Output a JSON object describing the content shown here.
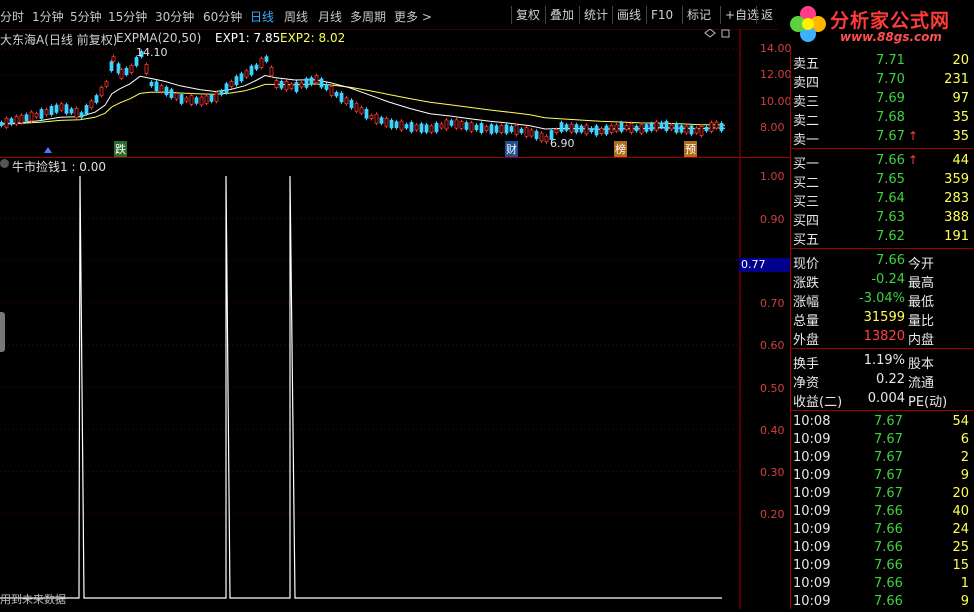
{
  "tabs": [
    {
      "label": "分时",
      "active": false
    },
    {
      "label": "1分钟",
      "active": false
    },
    {
      "label": "5分钟",
      "active": false
    },
    {
      "label": "15分钟",
      "active": false
    },
    {
      "label": "30分钟",
      "active": false
    },
    {
      "label": "60分钟",
      "active": false
    },
    {
      "label": "日线",
      "active": true
    },
    {
      "label": "周线",
      "active": false
    },
    {
      "label": "月线",
      "active": false
    },
    {
      "label": "多周期",
      "active": false
    },
    {
      "label": "更多 >",
      "active": false
    }
  ],
  "toolbar": [
    "复权",
    "叠加",
    "统计",
    "画线",
    "F10",
    "标记",
    "+自选",
    "返"
  ],
  "logo": {
    "title": "分析家公式网",
    "url": "www.88gs.com"
  },
  "main_chart": {
    "header_name": "大东海A(日线 前复权)",
    "indicator": "EXPMA(20,50)",
    "exp1": "EXP1: 7.85",
    "exp2": "EXP2: 8.02",
    "high_label": "14.10",
    "low_label": "6.90",
    "markers": [
      "跌",
      "财",
      "榜",
      "预"
    ],
    "axis": [
      "14.00",
      "12.00",
      "10.00",
      "8.00"
    ]
  },
  "sub_chart": {
    "header": "牛市捡钱1 : 0.00",
    "axis": [
      "1.00",
      "0.90",
      "0.70",
      "0.60",
      "0.50",
      "0.40",
      "0.30",
      "0.20"
    ],
    "cursor_value": "0.77",
    "footer": "用到未来数据"
  },
  "chart_data": {
    "type": "line",
    "title": "牛市捡钱1",
    "ylim": [
      0,
      1
    ],
    "series": [
      {
        "name": "牛市捡钱1",
        "values": [
          0,
          1,
          0,
          0,
          1,
          0,
          1,
          0,
          0
        ]
      }
    ]
  },
  "order_book": {
    "asks": [
      {
        "label": "卖五",
        "price": "7.71",
        "vol": "20",
        "flag": ""
      },
      {
        "label": "卖四",
        "price": "7.70",
        "vol": "231",
        "flag": ""
      },
      {
        "label": "卖三",
        "price": "7.69",
        "vol": "97",
        "flag": ""
      },
      {
        "label": "卖二",
        "price": "7.68",
        "vol": "35",
        "flag": ""
      },
      {
        "label": "卖一",
        "price": "7.67",
        "vol": "35",
        "flag": "↑"
      }
    ],
    "bids": [
      {
        "label": "买一",
        "price": "7.66",
        "vol": "44",
        "flag": "↑"
      },
      {
        "label": "买二",
        "price": "7.65",
        "vol": "359",
        "flag": ""
      },
      {
        "label": "买三",
        "price": "7.64",
        "vol": "283",
        "flag": ""
      },
      {
        "label": "买四",
        "price": "7.63",
        "vol": "388",
        "flag": ""
      },
      {
        "label": "买五",
        "price": "7.62",
        "vol": "191",
        "flag": ""
      }
    ]
  },
  "quote": [
    {
      "l1": "现价",
      "v1": "7.66",
      "c1": "cgreen",
      "l2": "今开"
    },
    {
      "l1": "涨跌",
      "v1": "-0.24",
      "c1": "cgreen",
      "l2": "最高"
    },
    {
      "l1": "涨幅",
      "v1": "-3.04%",
      "c1": "cgreen",
      "l2": "最低"
    },
    {
      "l1": "总量",
      "v1": "31599",
      "c1": "cyellow",
      "l2": "量比"
    },
    {
      "l1": "外盘",
      "v1": "13820",
      "c1": "cred",
      "l2": "内盘"
    }
  ],
  "quote2": [
    {
      "l1": "换手",
      "v1": "1.19%",
      "l2": "股本"
    },
    {
      "l1": "净资",
      "v1": "0.22",
      "l2": "流通"
    },
    {
      "l1": "收益(二)",
      "v1": "0.004",
      "l2": "PE(动)"
    }
  ],
  "ticks": [
    {
      "time": "10:08",
      "price": "7.67",
      "vol": "54"
    },
    {
      "time": "10:09",
      "price": "7.67",
      "vol": "6"
    },
    {
      "time": "10:09",
      "price": "7.67",
      "vol": "2"
    },
    {
      "time": "10:09",
      "price": "7.67",
      "vol": "9"
    },
    {
      "time": "10:09",
      "price": "7.67",
      "vol": "20"
    },
    {
      "time": "10:09",
      "price": "7.66",
      "vol": "40"
    },
    {
      "time": "10:09",
      "price": "7.66",
      "vol": "24"
    },
    {
      "time": "10:09",
      "price": "7.66",
      "vol": "25"
    },
    {
      "time": "10:09",
      "price": "7.66",
      "vol": "15"
    },
    {
      "time": "10:09",
      "price": "7.66",
      "vol": "1"
    },
    {
      "time": "10:09",
      "price": "7.66",
      "vol": "9"
    }
  ],
  "colors": {
    "up": "#ff3030",
    "down": "#3fd2ff",
    "exp1": "#ffffff",
    "exp2": "#ffff55",
    "grid": "#8a0000"
  }
}
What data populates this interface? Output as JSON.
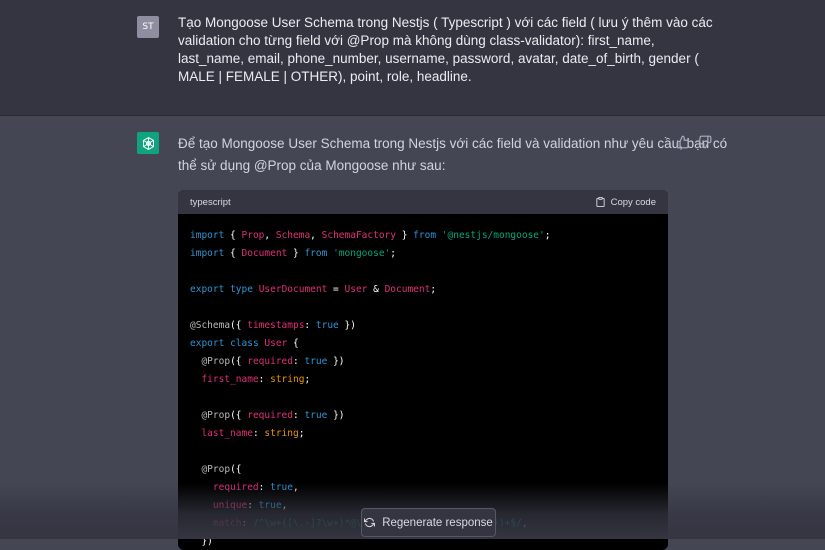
{
  "user_message": {
    "avatar_initials": "ST",
    "lines": [
      "Tạo Mongoose User Schema trong Nestjs ( Typescript ) với các field ( lưu ý thêm vào các",
      "validation cho từng field với @Prop mà không dùng class-validator): first_name,",
      "last_name, email, phone_number, username, password, avatar, date_of_birth, gender (",
      "MALE | FEMALE | OTHER), point, role, headline."
    ]
  },
  "assistant_message": {
    "avatar_icon": "openai-logo-icon",
    "lines": [
      "Để tạo Mongoose User Schema trong Nestjs với các field và validation như yêu cầu, bạn có",
      "thể sử dụng @Prop của Mongoose như sau:"
    ],
    "feedback_icons": [
      "thumbs-up-icon",
      "thumbs-down-icon"
    ]
  },
  "code_block": {
    "language": "typescript",
    "copy_label": "Copy code",
    "lines": [
      [
        [
          "kw",
          "import"
        ],
        [
          "txt",
          " { "
        ],
        [
          "id",
          "Prop"
        ],
        [
          "txt",
          ", "
        ],
        [
          "id",
          "Schema"
        ],
        [
          "txt",
          ", "
        ],
        [
          "id",
          "SchemaFactory"
        ],
        [
          "txt",
          " } "
        ],
        [
          "kw",
          "from"
        ],
        [
          "txt",
          " "
        ],
        [
          "str",
          "'@nestjs/mongoose'"
        ],
        [
          "txt",
          ";"
        ]
      ],
      [
        [
          "kw",
          "import"
        ],
        [
          "txt",
          " { "
        ],
        [
          "id",
          "Document"
        ],
        [
          "txt",
          " } "
        ],
        [
          "kw",
          "from"
        ],
        [
          "txt",
          " "
        ],
        [
          "str",
          "'mongoose'"
        ],
        [
          "txt",
          ";"
        ]
      ],
      [],
      [
        [
          "kw",
          "export"
        ],
        [
          "txt",
          " "
        ],
        [
          "kw",
          "type"
        ],
        [
          "txt",
          " "
        ],
        [
          "id",
          "UserDocument"
        ],
        [
          "txt",
          " = "
        ],
        [
          "id",
          "User"
        ],
        [
          "txt",
          " & "
        ],
        [
          "id",
          "Document"
        ],
        [
          "txt",
          ";"
        ]
      ],
      [],
      [
        [
          "dec",
          "@Schema"
        ],
        [
          "txt",
          "({ "
        ],
        [
          "prop",
          "timestamps"
        ],
        [
          "txt",
          ": "
        ],
        [
          "kw",
          "true"
        ],
        [
          "txt",
          " })"
        ]
      ],
      [
        [
          "kw",
          "export"
        ],
        [
          "txt",
          " "
        ],
        [
          "kw",
          "class"
        ],
        [
          "txt",
          " "
        ],
        [
          "id",
          "User"
        ],
        [
          "txt",
          " {"
        ]
      ],
      [
        [
          "txt",
          "  "
        ],
        [
          "dec",
          "@Prop"
        ],
        [
          "txt",
          "({ "
        ],
        [
          "prop",
          "required"
        ],
        [
          "txt",
          ": "
        ],
        [
          "kw",
          "true"
        ],
        [
          "txt",
          " })"
        ]
      ],
      [
        [
          "txt",
          "  "
        ],
        [
          "prop",
          "first_name"
        ],
        [
          "txt",
          ": "
        ],
        [
          "type",
          "string"
        ],
        [
          "txt",
          ";"
        ]
      ],
      [],
      [
        [
          "txt",
          "  "
        ],
        [
          "dec",
          "@Prop"
        ],
        [
          "txt",
          "({ "
        ],
        [
          "prop",
          "required"
        ],
        [
          "txt",
          ": "
        ],
        [
          "kw",
          "true"
        ],
        [
          "txt",
          " })"
        ]
      ],
      [
        [
          "txt",
          "  "
        ],
        [
          "prop",
          "last_name"
        ],
        [
          "txt",
          ": "
        ],
        [
          "type",
          "string"
        ],
        [
          "txt",
          ";"
        ]
      ],
      [],
      [
        [
          "txt",
          "  "
        ],
        [
          "dec",
          "@Prop"
        ],
        [
          "txt",
          "({"
        ]
      ],
      [
        [
          "txt",
          "    "
        ],
        [
          "prop",
          "required"
        ],
        [
          "txt",
          ": "
        ],
        [
          "kw",
          "true"
        ],
        [
          "txt",
          ","
        ]
      ],
      [
        [
          "txt",
          "    "
        ],
        [
          "prop",
          "unique"
        ],
        [
          "txt",
          ": "
        ],
        [
          "kw",
          "true"
        ],
        [
          "txt",
          ","
        ]
      ],
      [
        [
          "txt",
          "    "
        ],
        [
          "prop",
          "match"
        ],
        [
          "txt",
          ": "
        ],
        [
          "str",
          "/^\\w+([\\.-]?\\w+)*@\\w+([\\.-]?\\w+)*(\\.\\w{2,3})+$/"
        ],
        [
          "txt",
          ","
        ]
      ],
      [
        [
          "txt",
          "  })"
        ]
      ]
    ]
  },
  "regenerate": {
    "label": "Regenerate response",
    "icon": "refresh-icon"
  },
  "colors": {
    "page_bg": "#343541",
    "assistant_bg": "#444654",
    "code_bg": "#000000",
    "code_header_bg": "#343541",
    "user_avatar": "#8e8ea0",
    "bot_avatar": "#10a37f",
    "keyword": "#2e95d3",
    "identifier": "#df3079",
    "string": "#00a67d",
    "type": "#e9950c"
  }
}
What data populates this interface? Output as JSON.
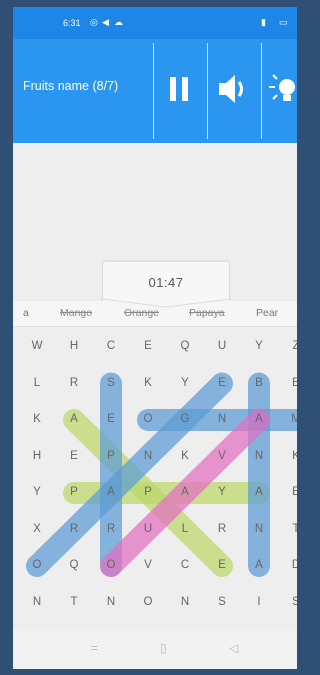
{
  "status": {
    "time": "6:31"
  },
  "header": {
    "title": "Fruits name (8/7)"
  },
  "timer": "01:47",
  "words": [
    {
      "text": "a",
      "found": false
    },
    {
      "text": "Mango",
      "found": true
    },
    {
      "text": "Orange",
      "found": true
    },
    {
      "text": "Papaya",
      "found": true
    },
    {
      "text": "Pear",
      "found": false
    }
  ],
  "grid": [
    [
      "W",
      "H",
      "C",
      "E",
      "Q",
      "U",
      "Y",
      "Z"
    ],
    [
      "L",
      "R",
      "S",
      "K",
      "Y",
      "E",
      "B",
      "E"
    ],
    [
      "K",
      "A",
      "E",
      "O",
      "G",
      "N",
      "A",
      "M"
    ],
    [
      "H",
      "E",
      "P",
      "N",
      "K",
      "V",
      "N",
      "K"
    ],
    [
      "Y",
      "P",
      "A",
      "P",
      "A",
      "Y",
      "A",
      "E"
    ],
    [
      "X",
      "R",
      "R",
      "U",
      "L",
      "R",
      "N",
      "T"
    ],
    [
      "O",
      "Q",
      "O",
      "V",
      "C",
      "E",
      "A",
      "D"
    ],
    [
      "N",
      "T",
      "N",
      "O",
      "N",
      "S",
      "I",
      "S"
    ]
  ],
  "highlights": [
    {
      "from": [
        2,
        1
      ],
      "to": [
        6,
        5
      ],
      "color": "#bcd86a"
    },
    {
      "from": [
        4,
        1
      ],
      "to": [
        4,
        6
      ],
      "color": "#bcd86a"
    },
    {
      "from": [
        1,
        2
      ],
      "to": [
        6,
        2
      ],
      "color": "#5b9bd5"
    },
    {
      "from": [
        2,
        3
      ],
      "to": [
        2,
        7
      ],
      "color": "#5b9bd5"
    },
    {
      "from": [
        1,
        6
      ],
      "to": [
        6,
        6
      ],
      "color": "#5b9bd5"
    },
    {
      "from": [
        1,
        5
      ],
      "to": [
        6,
        0
      ],
      "color": "#5b9bd5"
    },
    {
      "from": [
        2,
        6
      ],
      "to": [
        6,
        2
      ],
      "color": "#e26fc1"
    }
  ],
  "nav": {
    "home": "=",
    "recents": "▯",
    "back": "◁"
  },
  "colors": {
    "status_bar": "#1d86e6",
    "header": "#2a96f0",
    "background": "#eeeeee"
  }
}
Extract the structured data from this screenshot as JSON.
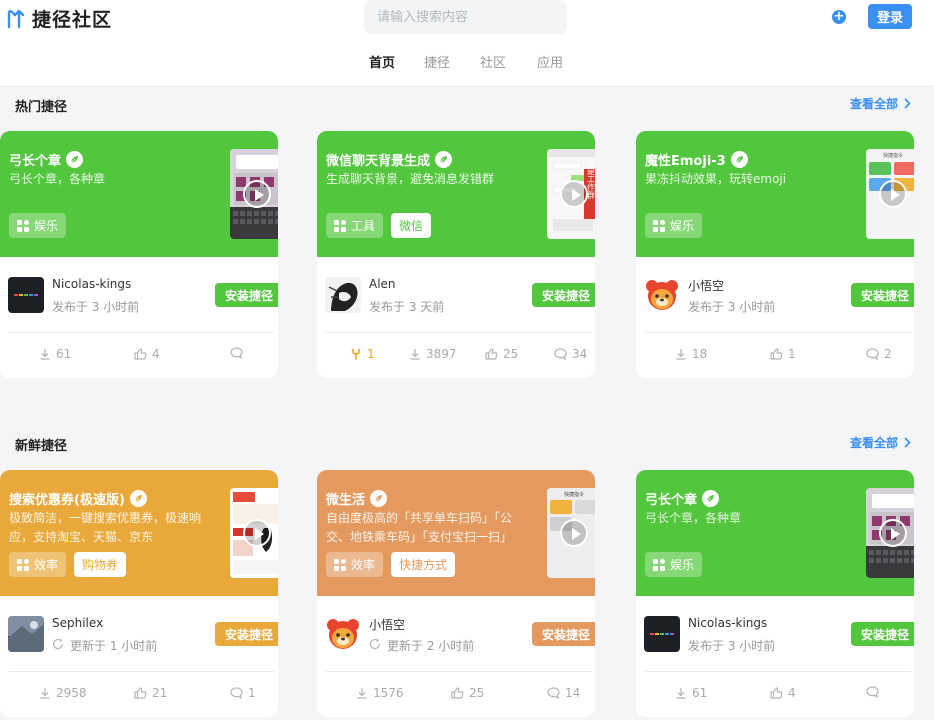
{
  "app": {
    "logo_text": "捷径社区"
  },
  "header": {
    "search_placeholder": "请输入搜索内容",
    "login_label": "登录",
    "nav": [
      "首页",
      "捷径",
      "社区",
      "应用"
    ]
  },
  "colors": {
    "accent": "#3a8ff2",
    "green": "#52c63c",
    "orange": "#e8a93a",
    "peach": "#e49a5f"
  },
  "sections": [
    {
      "title": "热门捷径",
      "more": "查看全部"
    },
    {
      "title": "新鲜捷径",
      "more": "查看全部"
    }
  ],
  "cards": [
    {
      "title": "弓长个章",
      "desc": "弓长个章，各种章",
      "color": "#52c63c",
      "category": "娱乐",
      "tag": "",
      "author": "Nicolas-kings",
      "time": "发布于 3 小时前",
      "updated": false,
      "install": "安装捷径",
      "downloads": "61",
      "likes": "4",
      "comments": "",
      "forks": ""
    },
    {
      "title": "微信聊天背景生成",
      "desc": "生成聊天背景，避免消息发错群",
      "color": "#52c63c",
      "category": "工具",
      "tag": "微信",
      "author": "Alen",
      "time": "发布于 3 天前",
      "updated": false,
      "install": "安装捷径",
      "downloads": "3897",
      "likes": "25",
      "comments": "34",
      "forks": "1"
    },
    {
      "title": "魔性Emoji-3",
      "desc": "果冻抖动效果，玩转emoji",
      "color": "#52c63c",
      "category": "娱乐",
      "tag": "",
      "author": "小悟空",
      "time": "发布于 3 小时前",
      "updated": false,
      "install": "安装捷径",
      "downloads": "18",
      "likes": "1",
      "comments": "2",
      "forks": ""
    },
    {
      "title": "搜索优惠券(极速版)",
      "desc": "极致简洁，一键搜索优惠券，极速响应，支持淘宝、天猫、京东",
      "color": "#e8a93a",
      "category": "效率",
      "tag": "购物券",
      "author": "Sephilex",
      "time": "更新于 1 小时前",
      "updated": true,
      "install": "安装捷径",
      "downloads": "2958",
      "likes": "21",
      "comments": "1",
      "forks": ""
    },
    {
      "title": "微生活",
      "desc": "自由度极高的「共享单车扫码」「公交、地铁乘车码」「支付宝扫一扫」",
      "color": "#e49a5f",
      "category": "效率",
      "tag": "快捷方式",
      "author": "小悟空",
      "time": "更新于 2 小时前",
      "updated": true,
      "install": "安装捷径",
      "downloads": "1576",
      "likes": "25",
      "comments": "14",
      "forks": ""
    },
    {
      "title": "弓长个章",
      "desc": "弓长个章，各种章",
      "color": "#52c63c",
      "category": "娱乐",
      "tag": "",
      "author": "Nicolas-kings",
      "time": "发布于 3 小时前",
      "updated": false,
      "install": "安装捷径",
      "downloads": "61",
      "likes": "4",
      "comments": "",
      "forks": ""
    }
  ],
  "thumb_text": {
    "wechat": "这是工作群",
    "app_header": "快捷指令"
  }
}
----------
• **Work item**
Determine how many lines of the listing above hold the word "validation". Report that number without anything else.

• **Exercise answer**
2